It’s also important to understand that astronomy isn’t just a static field — it’s constantly evolving as scientists make new discoveries and uncover new insights into the universe around us. As technology advances, so too do our capabilities when it comes to studying outer space; we now have access to powerful telescopes on Earth and spacecraft out in orbit which give us incredible views beyond what was ever thought possible before! From identifying exoplanets light-years away from us here on Earth to studying cosmic background radiation left over from the Big Bang itself – all these things are pushing forward humanity’s knowledge at breakneck speeds!
Finally, don’t forget that astronomy doesn’t require expensive equipment or extensive technical knowledge – anyone can explore its wonders through simple tools like binoculars or even their own eyes (on clear nights). Just by looking up at night sky we can see stunning sights such as star clusters, constellations like Orion’s Belt or Andromeda Galaxy – both visible without any special gear! So why not take some time out during clear evenings and appreciate the beauty right above your head?
Exploring Astrology and its Relation to Astronomy
The study of astrology is the practice of using planetary and stellar movements to predict the future. It has been around since ancient times, with roots in Babylonia and Egypt. While it remains popular today, there have been numerous debates surrounding its accuracy as a prediction tool.
Astronomy vs Astrology
It’s important to note that while astronomy and astrology are related concepts, they are not one and the same. Astronomy is an exact science based on observation of cosmic phenomena; whereas astrology relies heavily on metaphysical interpretations of these events for predictions rather than empirical evidence from observation or experimentation.
Astronomy focuses on physical aspects like composition, temperature, luminosity and evolution of stars; whereas astrology looks at how celestial objects interact with each other in terms of energy flow between them – this isn’t something that can be measured or seen directly but rather interpreted through patterns in nature such as seasonal cycles or changes in weather.
How Does This Relate To Us?

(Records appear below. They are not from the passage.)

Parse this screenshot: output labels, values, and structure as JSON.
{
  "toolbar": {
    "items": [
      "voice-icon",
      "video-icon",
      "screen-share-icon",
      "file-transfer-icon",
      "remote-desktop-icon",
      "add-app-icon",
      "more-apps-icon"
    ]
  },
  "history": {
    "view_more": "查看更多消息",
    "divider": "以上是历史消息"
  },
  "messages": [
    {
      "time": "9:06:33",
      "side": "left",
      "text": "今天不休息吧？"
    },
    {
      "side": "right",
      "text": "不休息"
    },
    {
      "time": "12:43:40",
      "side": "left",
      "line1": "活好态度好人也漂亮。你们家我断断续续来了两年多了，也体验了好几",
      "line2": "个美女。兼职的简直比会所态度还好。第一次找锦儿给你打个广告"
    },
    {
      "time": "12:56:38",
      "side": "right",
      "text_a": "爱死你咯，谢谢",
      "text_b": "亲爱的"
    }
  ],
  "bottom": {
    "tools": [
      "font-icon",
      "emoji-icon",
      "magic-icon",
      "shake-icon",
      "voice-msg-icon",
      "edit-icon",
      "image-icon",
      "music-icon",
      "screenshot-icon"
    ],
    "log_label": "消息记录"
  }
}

This connection between our environment and ourselves offers insight into what influences we may experience during certain periods of time. By observing planetary positions relative to one another we can better understand why certain events occur when they do; this knowledge gives us greater control over our lives by helping us anticipate potential challenges before they arise so that we may better prepare for them accordingly.
What Can We Gain From These Studies?
Exploring both astronomy and astrology provides a way to access deeper understanding about ourselves, our relationships with others, as well as our place within the universe. It encourages self-reflection by allowing us to observe patterns between external factors such as planetary positions & moon phases – which can provide valuable information about timing for decision making or life events.
. Through studying these topics together it becomes possible to gain profound insights into who we are on a personal level & how everything outside influences us internally